Other squeezy parts of the adventure route include the Birth Canal, is a tight climb out of a hole right after managing to pull yourself out from between the marble slabs. There's also the "Meat Grinder", where you need to negotiate inconveniently placed rocks, like a puzzle where you have to fit your body just the right way to pass through. It turns out that this can involve painful grinding of the sensitive parts of cavers.

There's more, chimney climbs, rope-assisted descents and ascents, and smaller detours that require climbing skills.

What I found particularly interesting was a small room opening through a hole from the Lower Mud Flat. This room is decorated by helictites. These are small cave forms, like stalactites but which changed their direction of growth in different stages of their development, for reasons that are not fully understood even today. Direction changes might be due to capillary forces, wind, bacteria, or other reasons. 

Here's a picture of the helictites:

I ended up continuing my quest for 3D scans from caves. The entire cave is too big for my iPhone lidar sensors, which has only 4-5 meter range, when the big hall is 50 meters across. But I did scan two smaller rooms from the cave, the Lower Mud Flat and Helictite Rooms.

There's a nice rotate-on-your-screen version of these 3D models here and here. The corresponding 3D models can be downloaded in GLB format here and here, and in Blender format here and here.

Here's a snapshot of the Helictite Room model:


There's also a video of the models rotating around:


Nice cave forms:





But boy, do they have rules in the Moaning Caverns. Check this out:



And an advertisement for the expedition tour. $95, or with tax $115:


And here's me on site:


The Moaning Caverns website is here, and the wikipedia article here. If you decide to take on the adventure tour, ask for Tyler -- he's an expert guide and can take you to all places that you could possibly want to go to, and more :-)

This article has also been published at TGR. Read more urban exploration stories from theurbanexplorer.net, and other underground stories from planetcaver.net.
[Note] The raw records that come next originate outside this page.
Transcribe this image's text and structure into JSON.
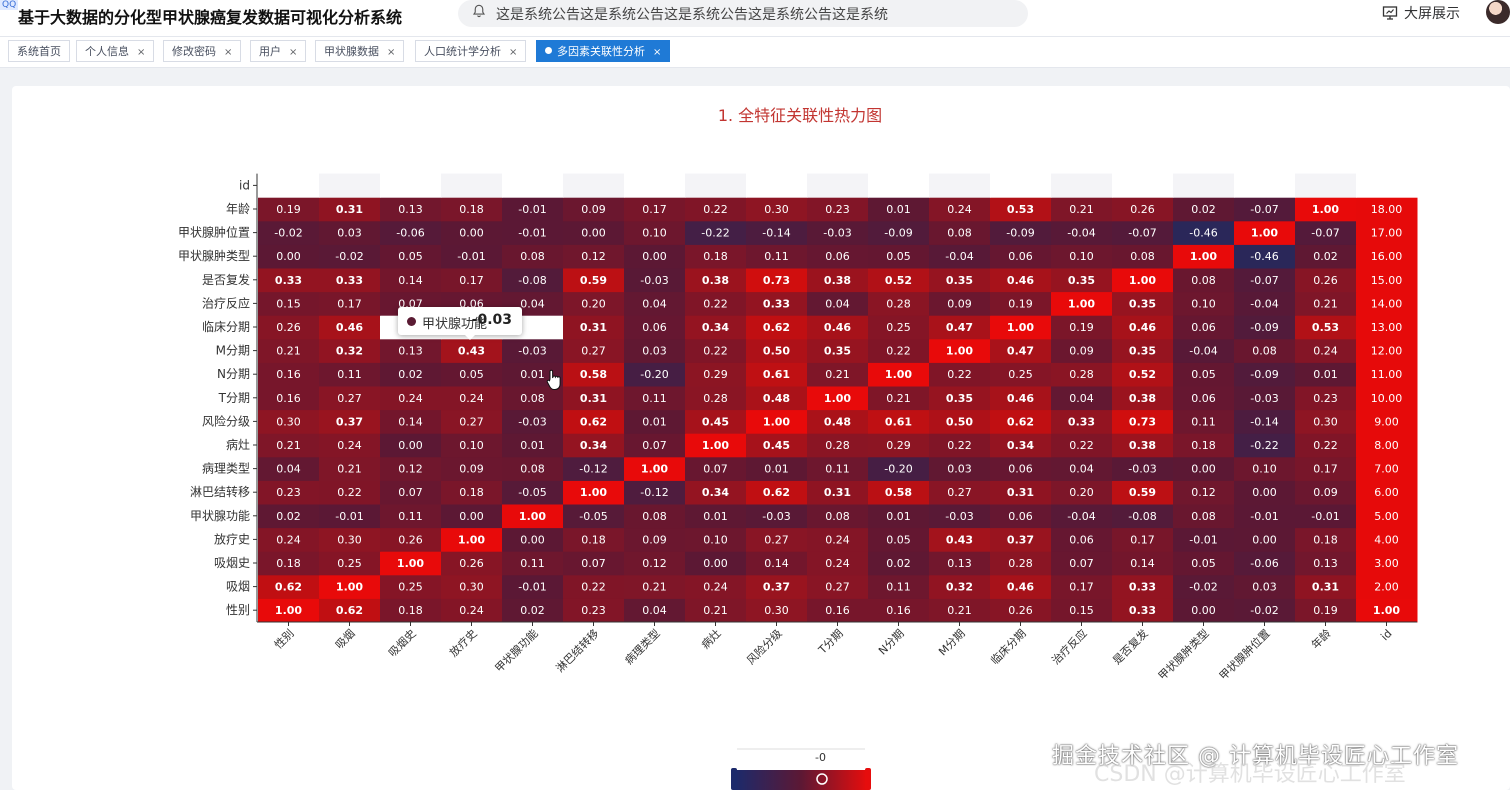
{
  "app": {
    "title": "基于大数据的分化型甲状腺癌复发数据可视化分析系统",
    "corner_tag": "QQ",
    "notice": "这是系统公告这是系统公告这是系统公告这是系统公告这是系统",
    "big_screen": "大屏展示"
  },
  "tabs": [
    {
      "label": "系统首页",
      "closable": false,
      "active": false
    },
    {
      "label": "个人信息",
      "closable": true,
      "active": false
    },
    {
      "label": "修改密码",
      "closable": true,
      "active": false
    },
    {
      "label": "用户",
      "closable": true,
      "active": false
    },
    {
      "label": "甲状腺数据",
      "closable": true,
      "active": false
    },
    {
      "label": "人口统计学分析",
      "closable": true,
      "active": false
    },
    {
      "label": "多因素关联性分析",
      "closable": true,
      "active": true
    }
  ],
  "close_glyph": "×",
  "tooltip": {
    "name": "甲状腺功能",
    "value": "-0.03"
  },
  "visual_map": {
    "label": "-0",
    "min_color": "#1c2a6b",
    "max_color": "#e60d0d"
  },
  "watermark": {
    "line1": "掘金技术社区 @ 计算机毕设匠心工作室",
    "line2": "CSDN @计算机毕设匠心工作室"
  },
  "colors": {
    "accent": "#1f7ad6",
    "title_red": "#c23531"
  },
  "chart_data": {
    "type": "heatmap",
    "title": "1. 全特征关联性热力图",
    "x_categories": [
      "性别",
      "吸烟",
      "吸烟史",
      "放疗史",
      "甲状腺功能",
      "淋巴结转移",
      "病理类型",
      "病灶",
      "风险分级",
      "T分期",
      "N分期",
      "M分期",
      "临床分期",
      "治疗反应",
      "是否复发",
      "甲状腺肿类型",
      "甲状腺肿位置",
      "年龄",
      "id"
    ],
    "y_categories": [
      "性别",
      "吸烟",
      "吸烟史",
      "放疗史",
      "甲状腺功能",
      "淋巴结转移",
      "病理类型",
      "病灶",
      "风险分级",
      "T分期",
      "N分期",
      "M分期",
      "临床分期",
      "治疗反应",
      "是否复发",
      "甲状腺肿类型",
      "甲状腺肿位置",
      "年龄",
      "id"
    ],
    "rows": [
      [
        "1.00",
        "0.62",
        "0.18",
        "0.24",
        "0.02",
        "0.23",
        "0.04",
        "0.21",
        "0.30",
        "0.16",
        "0.16",
        "0.21",
        "0.26",
        "0.15",
        "0.33",
        "0.00",
        "-0.02",
        "0.19",
        "1.00"
      ],
      [
        "0.62",
        "1.00",
        "0.25",
        "0.30",
        "-0.01",
        "0.22",
        "0.21",
        "0.24",
        "0.37",
        "0.27",
        "0.11",
        "0.32",
        "0.46",
        "0.17",
        "0.33",
        "-0.02",
        "0.03",
        "0.31",
        "2.00"
      ],
      [
        "0.18",
        "0.25",
        "1.00",
        "0.26",
        "0.11",
        "0.07",
        "0.12",
        "0.00",
        "0.14",
        "0.24",
        "0.02",
        "0.13",
        "0.28",
        "0.07",
        "0.14",
        "0.05",
        "-0.06",
        "0.13",
        "3.00"
      ],
      [
        "0.24",
        "0.30",
        "0.26",
        "1.00",
        "0.00",
        "0.18",
        "0.09",
        "0.10",
        "0.27",
        "0.24",
        "0.05",
        "0.43",
        "0.37",
        "0.06",
        "0.17",
        "-0.01",
        "0.00",
        "0.18",
        "4.00"
      ],
      [
        "0.02",
        "-0.01",
        "0.11",
        "0.00",
        "1.00",
        "-0.05",
        "0.08",
        "0.01",
        "-0.03",
        "0.08",
        "0.01",
        "-0.03",
        "0.06",
        "-0.04",
        "-0.08",
        "0.08",
        "-0.01",
        "-0.01",
        "5.00"
      ],
      [
        "0.23",
        "0.22",
        "0.07",
        "0.18",
        "-0.05",
        "1.00",
        "-0.12",
        "0.34",
        "0.62",
        "0.31",
        "0.58",
        "0.27",
        "0.31",
        "0.20",
        "0.59",
        "0.12",
        "0.00",
        "0.09",
        "6.00"
      ],
      [
        "0.04",
        "0.21",
        "0.12",
        "0.09",
        "0.08",
        "-0.12",
        "1.00",
        "0.07",
        "0.01",
        "0.11",
        "-0.20",
        "0.03",
        "0.06",
        "0.04",
        "-0.03",
        "0.00",
        "0.10",
        "0.17",
        "7.00"
      ],
      [
        "0.21",
        "0.24",
        "0.00",
        "0.10",
        "0.01",
        "0.34",
        "0.07",
        "1.00",
        "0.45",
        "0.28",
        "0.29",
        "0.22",
        "0.34",
        "0.22",
        "0.38",
        "0.18",
        "-0.22",
        "0.22",
        "8.00"
      ],
      [
        "0.30",
        "0.37",
        "0.14",
        "0.27",
        "-0.03",
        "0.62",
        "0.01",
        "0.45",
        "1.00",
        "0.48",
        "0.61",
        "0.50",
        "0.62",
        "0.33",
        "0.73",
        "0.11",
        "-0.14",
        "0.30",
        "9.00"
      ],
      [
        "0.16",
        "0.27",
        "0.24",
        "0.24",
        "0.08",
        "0.31",
        "0.11",
        "0.28",
        "0.48",
        "1.00",
        "0.21",
        "0.35",
        "0.46",
        "0.04",
        "0.38",
        "0.06",
        "-0.03",
        "0.23",
        "10.00"
      ],
      [
        "0.16",
        "0.11",
        "0.02",
        "0.05",
        "0.01",
        "0.58",
        "-0.20",
        "0.29",
        "0.61",
        "0.21",
        "1.00",
        "0.22",
        "0.25",
        "0.28",
        "0.52",
        "0.05",
        "-0.09",
        "0.01",
        "11.00"
      ],
      [
        "0.21",
        "0.32",
        "0.13",
        "0.43",
        "-0.03",
        "0.27",
        "0.03",
        "0.22",
        "0.50",
        "0.35",
        "0.22",
        "1.00",
        "0.47",
        "0.09",
        "0.35",
        "-0.04",
        "0.08",
        "0.24",
        "12.00"
      ],
      [
        "0.26",
        "0.46",
        "",
        "",
        "",
        "0.31",
        "0.06",
        "0.34",
        "0.62",
        "0.46",
        "0.25",
        "0.47",
        "1.00",
        "0.19",
        "0.46",
        "0.06",
        "-0.09",
        "0.53",
        "13.00"
      ],
      [
        "0.15",
        "0.17",
        "0.07",
        "0.06",
        "0.04",
        "0.20",
        "0.04",
        "0.22",
        "0.33",
        "0.04",
        "0.28",
        "0.09",
        "0.19",
        "1.00",
        "0.35",
        "0.10",
        "-0.04",
        "0.21",
        "14.00"
      ],
      [
        "0.33",
        "0.33",
        "0.14",
        "0.17",
        "-0.08",
        "0.59",
        "-0.03",
        "0.38",
        "0.73",
        "0.38",
        "0.52",
        "0.35",
        "0.46",
        "0.35",
        "1.00",
        "0.08",
        "-0.07",
        "0.26",
        "15.00"
      ],
      [
        "0.00",
        "-0.02",
        "0.05",
        "-0.01",
        "0.08",
        "0.12",
        "0.00",
        "0.18",
        "0.11",
        "0.06",
        "0.05",
        "-0.04",
        "0.06",
        "0.10",
        "0.08",
        "1.00",
        "-0.46",
        "0.02",
        "16.00"
      ],
      [
        "-0.02",
        "0.03",
        "-0.06",
        "0.00",
        "-0.01",
        "0.00",
        "0.10",
        "-0.22",
        "-0.14",
        "-0.03",
        "-0.09",
        "0.08",
        "-0.09",
        "-0.04",
        "-0.07",
        "-0.46",
        "1.00",
        "-0.07",
        "17.00"
      ],
      [
        "0.19",
        "0.31",
        "0.13",
        "0.18",
        "-0.01",
        "0.09",
        "0.17",
        "0.22",
        "0.30",
        "0.23",
        "0.01",
        "0.24",
        "0.53",
        "0.21",
        "0.26",
        "0.02",
        "-0.07",
        "1.00",
        "18.00"
      ],
      [
        "",
        "",
        "",
        "",
        "",
        "",
        "",
        "",
        "",
        "",
        "",
        "",
        "",
        "",
        "",
        "",
        "",
        "",
        ""
      ]
    ],
    "extra_y_label": "id"
  }
}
Read the full Planetskier series at planetskier.net, or all blog articles from Blogspot or TGR. Photos, videos, and text (c) 2022 by Jari Arkko except where otherwise indicated. All rights reserved.